▶ Entries taken from a collection:
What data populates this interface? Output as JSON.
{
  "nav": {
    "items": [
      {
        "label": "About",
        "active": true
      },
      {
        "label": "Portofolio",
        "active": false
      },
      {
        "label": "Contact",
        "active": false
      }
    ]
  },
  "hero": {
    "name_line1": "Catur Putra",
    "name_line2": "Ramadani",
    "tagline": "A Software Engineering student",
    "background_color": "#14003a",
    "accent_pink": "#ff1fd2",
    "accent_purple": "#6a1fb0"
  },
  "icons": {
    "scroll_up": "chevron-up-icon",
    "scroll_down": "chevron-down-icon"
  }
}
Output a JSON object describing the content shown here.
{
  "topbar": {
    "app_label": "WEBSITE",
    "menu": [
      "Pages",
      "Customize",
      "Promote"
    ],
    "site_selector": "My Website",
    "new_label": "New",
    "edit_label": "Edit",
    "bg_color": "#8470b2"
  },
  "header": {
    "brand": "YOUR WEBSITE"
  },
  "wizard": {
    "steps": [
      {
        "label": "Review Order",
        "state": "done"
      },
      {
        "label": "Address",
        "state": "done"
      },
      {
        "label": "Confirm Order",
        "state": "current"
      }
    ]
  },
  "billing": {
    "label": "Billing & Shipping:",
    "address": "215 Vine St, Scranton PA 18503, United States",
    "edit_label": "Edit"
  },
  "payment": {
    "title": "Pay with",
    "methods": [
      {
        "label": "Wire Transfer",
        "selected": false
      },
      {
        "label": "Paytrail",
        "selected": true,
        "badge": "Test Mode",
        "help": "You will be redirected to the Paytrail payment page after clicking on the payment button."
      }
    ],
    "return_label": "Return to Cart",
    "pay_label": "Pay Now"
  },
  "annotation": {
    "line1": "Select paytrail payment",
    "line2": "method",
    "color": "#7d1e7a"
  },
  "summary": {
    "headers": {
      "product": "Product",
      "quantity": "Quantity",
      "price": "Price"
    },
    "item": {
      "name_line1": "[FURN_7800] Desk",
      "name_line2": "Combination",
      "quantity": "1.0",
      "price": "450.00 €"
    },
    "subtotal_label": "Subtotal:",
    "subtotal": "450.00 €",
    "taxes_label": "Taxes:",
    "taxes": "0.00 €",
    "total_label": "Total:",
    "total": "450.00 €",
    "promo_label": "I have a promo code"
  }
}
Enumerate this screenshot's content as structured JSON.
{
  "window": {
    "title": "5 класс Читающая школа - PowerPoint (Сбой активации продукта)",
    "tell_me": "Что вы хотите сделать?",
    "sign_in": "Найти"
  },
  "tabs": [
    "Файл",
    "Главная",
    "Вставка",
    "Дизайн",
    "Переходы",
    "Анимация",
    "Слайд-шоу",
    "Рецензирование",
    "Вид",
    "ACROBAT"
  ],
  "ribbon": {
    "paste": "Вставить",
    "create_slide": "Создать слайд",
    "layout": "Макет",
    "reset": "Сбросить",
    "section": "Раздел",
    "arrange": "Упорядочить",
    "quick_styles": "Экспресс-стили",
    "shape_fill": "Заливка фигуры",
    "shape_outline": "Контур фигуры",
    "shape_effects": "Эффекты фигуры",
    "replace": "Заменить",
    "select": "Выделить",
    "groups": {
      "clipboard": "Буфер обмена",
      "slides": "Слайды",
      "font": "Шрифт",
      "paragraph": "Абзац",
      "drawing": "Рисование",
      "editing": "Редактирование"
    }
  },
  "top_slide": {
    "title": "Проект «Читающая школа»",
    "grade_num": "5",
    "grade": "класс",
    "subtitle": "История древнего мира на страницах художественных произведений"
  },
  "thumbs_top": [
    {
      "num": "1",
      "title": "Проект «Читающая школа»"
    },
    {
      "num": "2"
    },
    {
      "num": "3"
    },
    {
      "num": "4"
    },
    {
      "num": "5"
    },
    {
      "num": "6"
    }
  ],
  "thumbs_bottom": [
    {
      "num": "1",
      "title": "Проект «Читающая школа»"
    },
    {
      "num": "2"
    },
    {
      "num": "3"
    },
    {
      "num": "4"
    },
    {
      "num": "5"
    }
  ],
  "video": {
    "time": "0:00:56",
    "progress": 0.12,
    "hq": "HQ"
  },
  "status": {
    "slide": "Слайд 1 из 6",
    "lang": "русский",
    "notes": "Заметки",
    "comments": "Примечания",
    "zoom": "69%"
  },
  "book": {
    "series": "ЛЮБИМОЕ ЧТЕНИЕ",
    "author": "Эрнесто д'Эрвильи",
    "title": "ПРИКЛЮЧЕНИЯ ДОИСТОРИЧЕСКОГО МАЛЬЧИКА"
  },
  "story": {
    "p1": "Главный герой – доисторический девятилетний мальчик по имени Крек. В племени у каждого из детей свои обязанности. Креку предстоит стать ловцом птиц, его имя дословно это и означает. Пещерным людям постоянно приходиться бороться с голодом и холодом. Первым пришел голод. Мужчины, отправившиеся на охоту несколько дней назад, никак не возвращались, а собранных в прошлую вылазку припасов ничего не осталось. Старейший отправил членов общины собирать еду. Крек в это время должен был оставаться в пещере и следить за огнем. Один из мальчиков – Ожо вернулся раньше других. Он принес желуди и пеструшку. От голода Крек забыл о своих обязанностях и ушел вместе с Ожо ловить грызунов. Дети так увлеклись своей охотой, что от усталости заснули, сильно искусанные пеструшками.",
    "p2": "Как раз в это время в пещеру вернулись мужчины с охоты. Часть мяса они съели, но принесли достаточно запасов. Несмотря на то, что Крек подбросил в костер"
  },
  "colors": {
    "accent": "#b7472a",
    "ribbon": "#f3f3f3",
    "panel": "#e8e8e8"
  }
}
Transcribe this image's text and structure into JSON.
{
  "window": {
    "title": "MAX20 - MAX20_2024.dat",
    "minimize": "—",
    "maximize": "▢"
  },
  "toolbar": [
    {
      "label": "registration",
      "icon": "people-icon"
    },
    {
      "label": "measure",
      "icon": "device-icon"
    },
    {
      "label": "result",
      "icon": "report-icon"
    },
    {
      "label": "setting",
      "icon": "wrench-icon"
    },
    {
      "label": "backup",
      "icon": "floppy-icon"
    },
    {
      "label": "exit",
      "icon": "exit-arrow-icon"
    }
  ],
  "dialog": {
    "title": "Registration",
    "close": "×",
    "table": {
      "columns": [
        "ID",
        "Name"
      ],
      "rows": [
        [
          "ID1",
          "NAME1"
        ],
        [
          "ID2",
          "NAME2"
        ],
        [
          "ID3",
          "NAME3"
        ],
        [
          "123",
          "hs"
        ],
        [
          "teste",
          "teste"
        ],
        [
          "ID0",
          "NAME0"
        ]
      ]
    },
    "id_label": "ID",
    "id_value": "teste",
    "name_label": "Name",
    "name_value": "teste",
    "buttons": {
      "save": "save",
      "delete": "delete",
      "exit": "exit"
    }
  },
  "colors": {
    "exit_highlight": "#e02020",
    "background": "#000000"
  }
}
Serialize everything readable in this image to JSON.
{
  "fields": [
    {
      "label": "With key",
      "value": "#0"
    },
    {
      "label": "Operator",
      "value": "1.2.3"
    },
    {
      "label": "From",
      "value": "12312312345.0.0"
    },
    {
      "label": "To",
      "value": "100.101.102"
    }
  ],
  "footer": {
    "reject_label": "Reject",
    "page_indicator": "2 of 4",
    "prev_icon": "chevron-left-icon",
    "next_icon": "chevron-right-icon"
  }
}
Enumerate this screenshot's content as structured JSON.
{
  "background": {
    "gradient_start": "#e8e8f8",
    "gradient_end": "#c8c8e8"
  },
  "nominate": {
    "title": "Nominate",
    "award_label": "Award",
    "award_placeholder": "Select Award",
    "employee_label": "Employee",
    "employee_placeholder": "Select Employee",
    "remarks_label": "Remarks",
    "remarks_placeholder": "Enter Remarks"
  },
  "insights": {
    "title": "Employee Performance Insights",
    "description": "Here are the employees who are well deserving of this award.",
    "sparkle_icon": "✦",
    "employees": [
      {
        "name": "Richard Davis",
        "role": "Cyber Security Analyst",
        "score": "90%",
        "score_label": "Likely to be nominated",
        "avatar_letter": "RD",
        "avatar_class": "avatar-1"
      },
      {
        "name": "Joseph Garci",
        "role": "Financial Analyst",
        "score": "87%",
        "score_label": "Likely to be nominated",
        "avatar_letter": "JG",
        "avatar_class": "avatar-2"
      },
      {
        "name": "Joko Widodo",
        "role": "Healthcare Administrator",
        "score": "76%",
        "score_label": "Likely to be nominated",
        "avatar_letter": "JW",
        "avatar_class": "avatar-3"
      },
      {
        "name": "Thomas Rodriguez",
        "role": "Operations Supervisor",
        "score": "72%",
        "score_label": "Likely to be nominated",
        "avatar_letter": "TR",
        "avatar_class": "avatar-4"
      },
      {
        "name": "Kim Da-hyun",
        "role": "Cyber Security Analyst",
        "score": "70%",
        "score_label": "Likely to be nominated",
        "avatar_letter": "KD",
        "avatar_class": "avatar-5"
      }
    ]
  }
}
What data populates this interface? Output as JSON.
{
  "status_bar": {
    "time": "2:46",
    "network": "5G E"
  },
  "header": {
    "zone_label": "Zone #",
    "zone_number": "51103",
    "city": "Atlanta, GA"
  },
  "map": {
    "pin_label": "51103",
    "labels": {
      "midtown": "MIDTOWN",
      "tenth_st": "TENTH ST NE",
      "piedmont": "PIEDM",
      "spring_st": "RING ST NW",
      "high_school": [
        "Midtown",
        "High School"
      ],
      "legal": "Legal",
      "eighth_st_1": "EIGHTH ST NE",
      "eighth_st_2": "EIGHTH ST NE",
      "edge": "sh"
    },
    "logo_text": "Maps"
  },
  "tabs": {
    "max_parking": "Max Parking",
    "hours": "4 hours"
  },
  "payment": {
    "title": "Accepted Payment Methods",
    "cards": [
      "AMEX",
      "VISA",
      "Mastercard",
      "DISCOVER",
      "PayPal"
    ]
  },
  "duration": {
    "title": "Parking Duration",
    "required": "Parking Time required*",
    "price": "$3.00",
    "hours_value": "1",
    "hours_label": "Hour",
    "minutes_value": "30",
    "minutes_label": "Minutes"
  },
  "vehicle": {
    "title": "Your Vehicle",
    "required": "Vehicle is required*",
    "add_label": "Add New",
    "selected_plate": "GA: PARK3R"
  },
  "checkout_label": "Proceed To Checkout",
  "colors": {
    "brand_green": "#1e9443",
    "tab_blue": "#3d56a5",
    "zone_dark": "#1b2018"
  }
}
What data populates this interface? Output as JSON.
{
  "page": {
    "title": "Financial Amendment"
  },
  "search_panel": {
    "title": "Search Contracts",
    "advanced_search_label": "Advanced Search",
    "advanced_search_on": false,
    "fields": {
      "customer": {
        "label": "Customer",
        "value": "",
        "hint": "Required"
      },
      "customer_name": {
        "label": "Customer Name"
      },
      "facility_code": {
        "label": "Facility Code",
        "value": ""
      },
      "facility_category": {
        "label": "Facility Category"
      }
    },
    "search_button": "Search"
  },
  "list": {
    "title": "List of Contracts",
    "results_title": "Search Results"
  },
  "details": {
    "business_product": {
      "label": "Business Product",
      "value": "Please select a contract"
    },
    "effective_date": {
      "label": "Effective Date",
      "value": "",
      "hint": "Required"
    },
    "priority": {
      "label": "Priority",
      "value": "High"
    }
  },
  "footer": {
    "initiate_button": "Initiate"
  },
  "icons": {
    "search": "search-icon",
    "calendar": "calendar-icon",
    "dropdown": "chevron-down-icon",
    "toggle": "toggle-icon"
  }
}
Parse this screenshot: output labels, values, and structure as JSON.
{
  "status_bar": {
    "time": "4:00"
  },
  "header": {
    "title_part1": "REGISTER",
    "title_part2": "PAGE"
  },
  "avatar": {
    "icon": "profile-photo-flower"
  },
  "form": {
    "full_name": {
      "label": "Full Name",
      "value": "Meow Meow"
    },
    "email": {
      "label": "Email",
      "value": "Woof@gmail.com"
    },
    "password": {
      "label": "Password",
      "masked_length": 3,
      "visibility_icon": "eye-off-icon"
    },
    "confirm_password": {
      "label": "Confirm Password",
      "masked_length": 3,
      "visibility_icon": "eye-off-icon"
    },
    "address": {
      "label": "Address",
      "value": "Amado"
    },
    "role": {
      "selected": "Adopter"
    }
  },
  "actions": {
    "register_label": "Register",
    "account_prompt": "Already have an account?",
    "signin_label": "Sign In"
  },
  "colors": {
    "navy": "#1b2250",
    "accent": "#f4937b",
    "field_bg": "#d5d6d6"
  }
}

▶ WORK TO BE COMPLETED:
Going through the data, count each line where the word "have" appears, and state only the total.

▶ WORKED SOLUTION:
2